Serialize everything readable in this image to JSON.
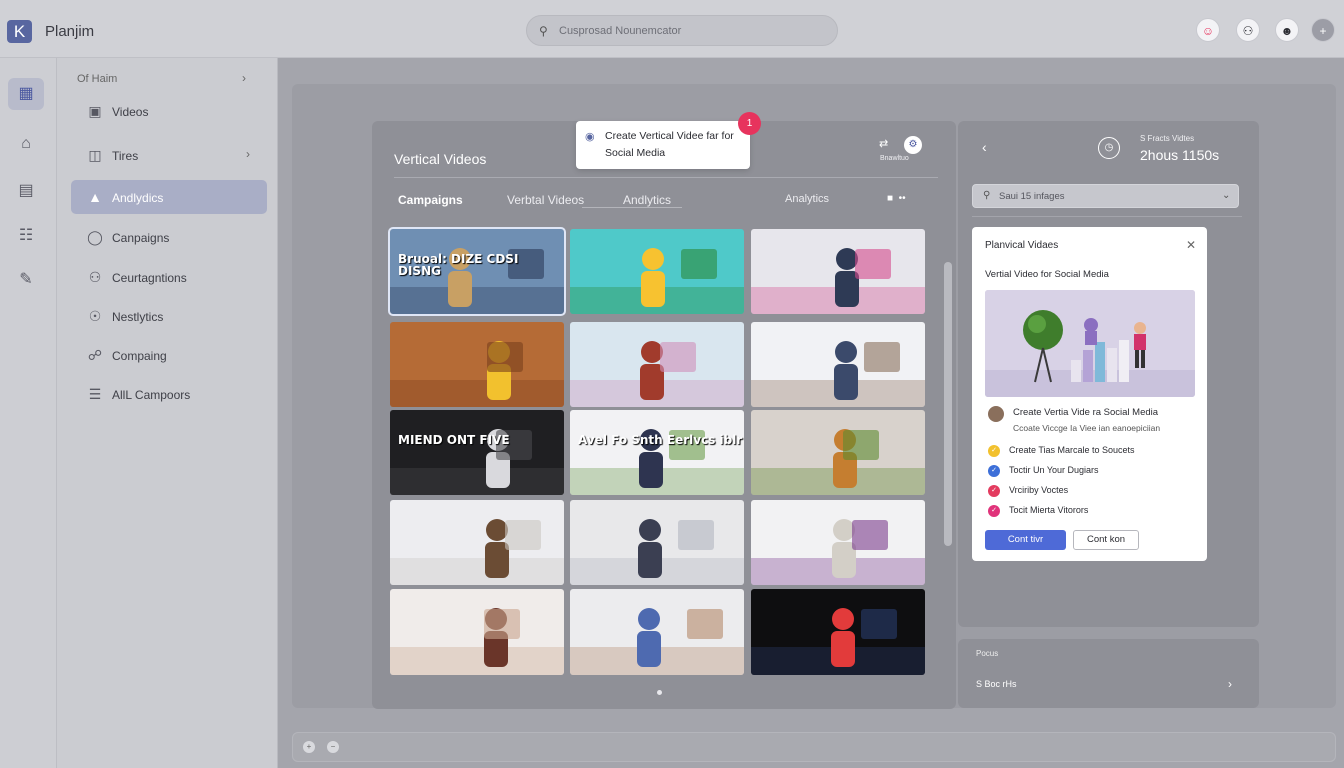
{
  "app": {
    "logo_letter": "K",
    "name": "Planjim"
  },
  "search": {
    "placeholder": "Cusprosad Nounemcator"
  },
  "topbar_icons": [
    "person-alert-icon",
    "person-icon",
    "smiley-icon",
    "plus-icon"
  ],
  "rail_icons": [
    "box-icon",
    "home-icon",
    "document-icon",
    "table-icon",
    "edit-icon"
  ],
  "sidebar": {
    "header": "Of Haim",
    "items": [
      {
        "label": "Videos",
        "icon": "video-icon"
      },
      {
        "label": "Tires",
        "icon": "folder-icon"
      },
      {
        "label": "Andlydics",
        "icon": "analytics-icon",
        "active": true
      },
      {
        "label": "Canpaigns",
        "icon": "chat-icon"
      },
      {
        "label": "Ceurtagntions",
        "icon": "person-icon"
      },
      {
        "label": "Nestlytics",
        "icon": "circle-icon"
      },
      {
        "label": "Compaing",
        "icon": "globe-icon"
      },
      {
        "label": "AllL Campoors",
        "icon": "stack-icon"
      }
    ]
  },
  "videos_panel": {
    "title": "Vertical Videos",
    "header_label": "Bnawltuo",
    "tabs": [
      "Campaigns",
      "Verbtal Videos",
      "Andlytics",
      "Analytics"
    ],
    "tooltip": "Create Vertical Videe far for Social Media",
    "tooltip_badge": "1",
    "thumbnails": [
      {
        "label": "Bruoal: DIZE CDSI DISNG",
        "theme": "beach-tablet"
      },
      {
        "label": "",
        "theme": "smiley-mascot"
      },
      {
        "label": "",
        "theme": "woman-dashboard"
      },
      {
        "label": "",
        "theme": "social-icons-desk"
      },
      {
        "label": "",
        "theme": "two-women-snow"
      },
      {
        "label": "",
        "theme": "woman-laptop-icons"
      },
      {
        "label": "MIEND ONT FIVE",
        "theme": "studio-phone"
      },
      {
        "label": "Avel Fo Snth Eerlvcs iblr",
        "theme": "presenter-board"
      },
      {
        "label": "",
        "theme": "burger"
      },
      {
        "label": "",
        "theme": "man-living-room"
      },
      {
        "label": "",
        "theme": "office-team"
      },
      {
        "label": "",
        "theme": "people-white-room"
      },
      {
        "label": "",
        "theme": "woman-phone-curtains"
      },
      {
        "label": "",
        "theme": "man-sunglasses"
      },
      {
        "label": "",
        "theme": "person-red-play"
      }
    ]
  },
  "detail_panel": {
    "duration_label": "S Fracts Vidtes",
    "duration_value": "2hous 1150s",
    "search_placeholder": "Saui 15 infages",
    "card": {
      "title": "Planvical Vidaes",
      "subtitle": "Vertial Video for Social Media",
      "author": "Create Vertia Vide ra Social Media",
      "author_sub": "Ccoate Viccge Ia Viee ian eanoepiciian",
      "list": [
        {
          "text": "Create Tias Marcale to Soucets",
          "color": "#f2c12e"
        },
        {
          "text": "Toctir Un Your Dugiars",
          "color": "#3d6fd8"
        },
        {
          "text": "Vrciriby Voctes",
          "color": "#e33b5f"
        },
        {
          "text": "Tocit Mierta Vitorors",
          "color": "#e0337a"
        }
      ],
      "primary_button": "Cont tivr",
      "secondary_button": "Cont kon"
    },
    "bottom": {
      "label": "Pocus",
      "value": "S Boc rHs"
    }
  },
  "colors": {
    "accent": "#4e6ad7",
    "active_nav": "#a9aec6",
    "badge": "#e7335d"
  }
}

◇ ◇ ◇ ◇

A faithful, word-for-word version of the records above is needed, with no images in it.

#### Expected answer
Serialize everything readable in this image to JSON.
{
  "app": {
    "logo_letter": "K",
    "name": "Planjim"
  },
  "search": {
    "placeholder": "Cusprosad Nounemcator"
  },
  "topbar_icons": [
    "person-alert-icon",
    "person-icon",
    "smiley-icon",
    "plus-icon"
  ],
  "rail_icons": [
    "box-icon",
    "home-icon",
    "document-icon",
    "table-icon",
    "edit-icon"
  ],
  "sidebar": {
    "header": "Of Haim",
    "items": [
      {
        "label": "Videos",
        "icon": "video-icon"
      },
      {
        "label": "Tires",
        "icon": "folder-icon"
      },
      {
        "label": "Andlydics",
        "icon": "analytics-icon",
        "active": true
      },
      {
        "label": "Canpaigns",
        "icon": "chat-icon"
      },
      {
        "label": "Ceurtagntions",
        "icon": "person-icon"
      },
      {
        "label": "Nestlytics",
        "icon": "circle-icon"
      },
      {
        "label": "Compaing",
        "icon": "globe-icon"
      },
      {
        "label": "AllL Campoors",
        "icon": "stack-icon"
      }
    ]
  },
  "videos_panel": {
    "title": "Vertical Videos",
    "header_label": "Bnawltuo",
    "tabs": [
      "Campaigns",
      "Verbtal Videos",
      "Andlytics",
      "Analytics"
    ],
    "tooltip": "Create Vertical Videe far for Social Media",
    "tooltip_badge": "1",
    "thumbnails": [
      {
        "label": "Bruoal: DIZE CDSI DISNG",
        "theme": "beach-tablet"
      },
      {
        "label": "",
        "theme": "smiley-mascot"
      },
      {
        "label": "",
        "theme": "woman-dashboard"
      },
      {
        "label": "",
        "theme": "social-icons-desk"
      },
      {
        "label": "",
        "theme": "two-women-snow"
      },
      {
        "label": "",
        "theme": "woman-laptop-icons"
      },
      {
        "label": "MIEND ONT FIVE",
        "theme": "studio-phone"
      },
      {
        "label": "Avel Fo Snth Eerlvcs iblr",
        "theme": "presenter-board"
      },
      {
        "label": "",
        "theme": "burger"
      },
      {
        "label": "",
        "theme": "man-living-room"
      },
      {
        "label": "",
        "theme": "office-team"
      },
      {
        "label": "",
        "theme": "people-white-room"
      },
      {
        "label": "",
        "theme": "woman-phone-curtains"
      },
      {
        "label": "",
        "theme": "man-sunglasses"
      },
      {
        "label": "",
        "theme": "person-red-play"
      }
    ]
  },
  "detail_panel": {
    "duration_label": "S Fracts Vidtes",
    "duration_value": "2hous 1150s",
    "search_placeholder": "Saui 15 infages",
    "card": {
      "title": "Planvical Vidaes",
      "subtitle": "Vertial Video for Social Media",
      "author": "Create Vertia Vide ra Social Media",
      "author_sub": "Ccoate Viccge Ia Viee ian eanoepiciian",
      "list": [
        {
          "text": "Create Tias Marcale to Soucets",
          "color": "#f2c12e"
        },
        {
          "text": "Toctir Un Your Dugiars",
          "color": "#3d6fd8"
        },
        {
          "text": "Vrciriby Voctes",
          "color": "#e33b5f"
        },
        {
          "text": "Tocit Mierta Vitorors",
          "color": "#e0337a"
        }
      ],
      "primary_button": "Cont tivr",
      "secondary_button": "Cont kon"
    },
    "bottom": {
      "label": "Pocus",
      "value": "S Boc rHs"
    }
  },
  "colors": {
    "accent": "#4e6ad7",
    "active_nav": "#a9aec6",
    "badge": "#e7335d"
  }
}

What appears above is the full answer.